# What is needed
Determine how many lines below contain the string "Firefox" and give that number without anything else.

Excerpts from an interface dataset
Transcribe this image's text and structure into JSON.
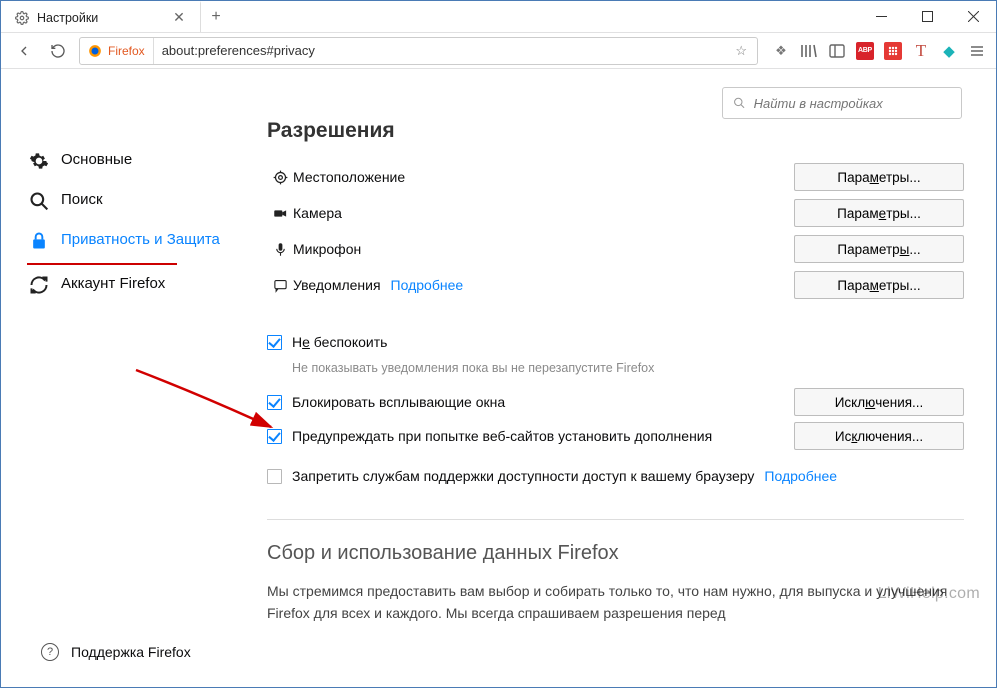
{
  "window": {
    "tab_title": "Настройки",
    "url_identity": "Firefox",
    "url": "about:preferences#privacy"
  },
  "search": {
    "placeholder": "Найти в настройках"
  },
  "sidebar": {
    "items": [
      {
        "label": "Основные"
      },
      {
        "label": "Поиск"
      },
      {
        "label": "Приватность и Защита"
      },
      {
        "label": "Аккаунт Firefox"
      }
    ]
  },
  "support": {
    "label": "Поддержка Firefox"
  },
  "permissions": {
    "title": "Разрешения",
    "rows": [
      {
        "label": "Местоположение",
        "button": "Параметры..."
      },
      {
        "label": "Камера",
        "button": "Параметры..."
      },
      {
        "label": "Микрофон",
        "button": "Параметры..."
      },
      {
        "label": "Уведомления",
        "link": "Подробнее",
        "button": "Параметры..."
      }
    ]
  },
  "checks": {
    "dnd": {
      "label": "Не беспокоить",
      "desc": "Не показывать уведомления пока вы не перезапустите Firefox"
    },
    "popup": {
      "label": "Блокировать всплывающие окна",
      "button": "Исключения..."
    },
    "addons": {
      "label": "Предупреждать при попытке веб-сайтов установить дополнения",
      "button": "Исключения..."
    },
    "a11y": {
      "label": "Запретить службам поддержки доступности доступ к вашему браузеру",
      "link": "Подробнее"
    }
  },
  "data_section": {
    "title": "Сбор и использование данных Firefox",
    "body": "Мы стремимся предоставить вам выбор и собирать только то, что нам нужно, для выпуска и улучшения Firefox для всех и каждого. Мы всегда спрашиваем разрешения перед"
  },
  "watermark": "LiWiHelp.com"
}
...
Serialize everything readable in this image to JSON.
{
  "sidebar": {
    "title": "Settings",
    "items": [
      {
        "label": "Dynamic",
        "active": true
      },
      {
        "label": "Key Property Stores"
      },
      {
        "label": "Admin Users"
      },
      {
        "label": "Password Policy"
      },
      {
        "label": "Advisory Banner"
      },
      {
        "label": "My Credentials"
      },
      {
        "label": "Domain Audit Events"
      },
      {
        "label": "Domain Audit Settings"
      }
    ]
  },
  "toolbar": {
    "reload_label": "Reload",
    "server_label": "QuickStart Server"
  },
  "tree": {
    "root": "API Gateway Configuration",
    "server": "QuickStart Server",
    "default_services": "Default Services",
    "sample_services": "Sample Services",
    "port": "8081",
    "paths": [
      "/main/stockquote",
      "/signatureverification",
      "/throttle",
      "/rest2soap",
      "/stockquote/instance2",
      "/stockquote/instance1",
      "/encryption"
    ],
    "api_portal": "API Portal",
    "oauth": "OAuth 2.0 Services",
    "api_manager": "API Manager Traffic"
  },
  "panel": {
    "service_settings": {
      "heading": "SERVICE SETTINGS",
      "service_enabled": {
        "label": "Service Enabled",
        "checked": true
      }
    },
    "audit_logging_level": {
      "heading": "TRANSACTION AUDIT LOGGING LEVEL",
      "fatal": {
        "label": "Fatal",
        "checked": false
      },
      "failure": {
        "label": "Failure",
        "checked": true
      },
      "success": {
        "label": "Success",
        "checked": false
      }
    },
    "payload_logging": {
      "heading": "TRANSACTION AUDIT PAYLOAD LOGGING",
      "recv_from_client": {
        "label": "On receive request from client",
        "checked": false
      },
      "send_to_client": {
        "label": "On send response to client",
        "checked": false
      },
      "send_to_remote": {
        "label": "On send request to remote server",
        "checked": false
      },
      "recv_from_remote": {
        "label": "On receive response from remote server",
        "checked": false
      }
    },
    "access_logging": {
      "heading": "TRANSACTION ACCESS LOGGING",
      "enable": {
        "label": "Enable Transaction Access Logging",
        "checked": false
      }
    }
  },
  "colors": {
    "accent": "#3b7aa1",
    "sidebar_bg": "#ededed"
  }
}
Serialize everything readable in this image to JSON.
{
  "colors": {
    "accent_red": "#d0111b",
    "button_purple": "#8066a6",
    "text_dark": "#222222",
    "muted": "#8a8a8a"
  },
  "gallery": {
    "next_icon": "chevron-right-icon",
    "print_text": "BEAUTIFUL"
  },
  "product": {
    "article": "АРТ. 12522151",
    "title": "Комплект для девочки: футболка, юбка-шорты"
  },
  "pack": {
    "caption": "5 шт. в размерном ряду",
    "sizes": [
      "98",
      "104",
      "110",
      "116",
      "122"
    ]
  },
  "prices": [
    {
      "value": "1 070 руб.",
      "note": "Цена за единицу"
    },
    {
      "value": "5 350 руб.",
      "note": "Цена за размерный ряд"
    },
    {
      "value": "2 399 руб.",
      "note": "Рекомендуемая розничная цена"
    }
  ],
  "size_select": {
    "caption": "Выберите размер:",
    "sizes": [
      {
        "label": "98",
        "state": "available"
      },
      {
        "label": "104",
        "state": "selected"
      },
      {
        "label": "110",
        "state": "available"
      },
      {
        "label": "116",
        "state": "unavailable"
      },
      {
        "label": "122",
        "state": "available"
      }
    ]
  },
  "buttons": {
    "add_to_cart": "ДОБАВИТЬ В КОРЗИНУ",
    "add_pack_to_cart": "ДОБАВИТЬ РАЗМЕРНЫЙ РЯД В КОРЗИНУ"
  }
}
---
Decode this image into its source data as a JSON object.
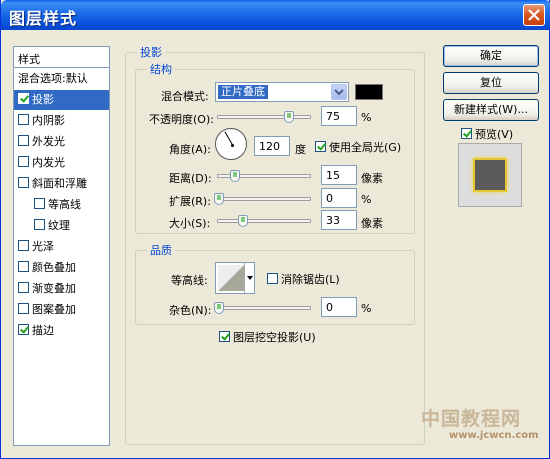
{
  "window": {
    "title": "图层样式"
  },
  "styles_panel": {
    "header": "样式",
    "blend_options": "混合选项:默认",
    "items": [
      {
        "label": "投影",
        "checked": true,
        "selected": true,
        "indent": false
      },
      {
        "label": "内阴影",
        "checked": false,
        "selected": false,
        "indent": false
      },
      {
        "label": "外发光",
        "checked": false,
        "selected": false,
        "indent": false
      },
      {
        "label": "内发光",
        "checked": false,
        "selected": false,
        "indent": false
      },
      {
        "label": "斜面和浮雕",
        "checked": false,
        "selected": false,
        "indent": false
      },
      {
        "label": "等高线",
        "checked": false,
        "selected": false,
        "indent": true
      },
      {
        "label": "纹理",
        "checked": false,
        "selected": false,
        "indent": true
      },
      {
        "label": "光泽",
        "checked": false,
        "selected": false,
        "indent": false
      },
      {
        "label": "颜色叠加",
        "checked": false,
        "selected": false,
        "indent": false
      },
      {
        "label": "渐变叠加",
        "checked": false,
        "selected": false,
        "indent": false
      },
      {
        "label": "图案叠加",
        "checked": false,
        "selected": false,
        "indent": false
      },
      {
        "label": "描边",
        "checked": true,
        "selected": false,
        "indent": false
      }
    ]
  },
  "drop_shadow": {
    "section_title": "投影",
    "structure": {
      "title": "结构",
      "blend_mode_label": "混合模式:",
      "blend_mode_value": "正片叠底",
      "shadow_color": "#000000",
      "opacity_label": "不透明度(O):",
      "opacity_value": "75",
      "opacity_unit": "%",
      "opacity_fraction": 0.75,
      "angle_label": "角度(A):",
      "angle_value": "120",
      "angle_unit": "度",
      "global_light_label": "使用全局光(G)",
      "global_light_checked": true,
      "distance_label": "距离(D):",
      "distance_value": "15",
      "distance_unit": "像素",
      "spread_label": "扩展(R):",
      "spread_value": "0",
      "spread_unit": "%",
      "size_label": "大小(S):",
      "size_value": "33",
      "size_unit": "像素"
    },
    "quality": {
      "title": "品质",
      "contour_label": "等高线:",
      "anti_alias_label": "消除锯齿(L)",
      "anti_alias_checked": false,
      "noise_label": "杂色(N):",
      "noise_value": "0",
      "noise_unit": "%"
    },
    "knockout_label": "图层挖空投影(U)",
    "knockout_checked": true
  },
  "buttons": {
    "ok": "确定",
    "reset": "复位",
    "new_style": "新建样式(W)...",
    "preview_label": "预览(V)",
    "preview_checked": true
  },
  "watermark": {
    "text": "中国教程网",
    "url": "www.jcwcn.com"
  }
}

# Exercise answer
6